Following “Low Tide” is “Room,” the first single and a track that picks up the pace of the album again. Next is “Overnight,” another favorite for me because of the strong emotional response I had to it. Gone are the breezy, soft vocals that are so unique to Liza; instead, the dark tone and grovel to every utterance of “overnight” creates the effect of a storm brewing. A cool electric guitar adds even more grit to this tune.

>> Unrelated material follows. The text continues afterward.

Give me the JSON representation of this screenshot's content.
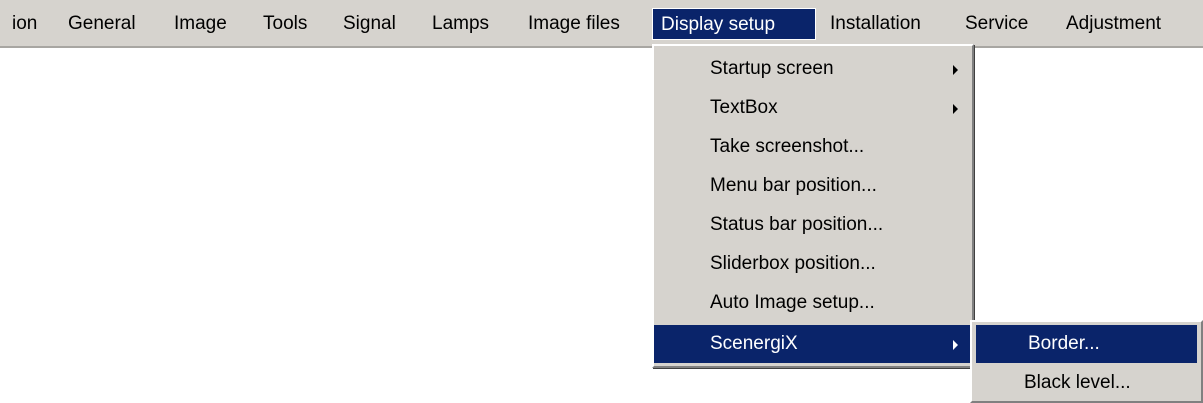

Wrapping up the album is “Ocean,” which couples simple piano chords and Liza’s beautiful soprano to create what is arguably the most compelling song off the album. Settled softly in the background are odd whisperings, like voices in a performance hall or a train station. It is as if Liza Anne is trying to be heard above the commotion as she sings with absolute earnestness about a distant love. Liza Anne makes every track feel very intimate, almost like she’s doing this for herself more than anyone else; but “Ocean” feels even more so like a call to someone we don’t know about. I like that the album ends with this track because it feels like there is more that needs to be said.
Overall, TWO is another outstanding compilation for the young artist. Since The Colder Months, Liza Anne has received a lot of recognition, and the latest two singles helped usher her back in the spotlight before this second album is released. Now, having peeked TWO, I can confidently assure our readers that you will want to have a listen for yourself come May 19th!
“Take It Back”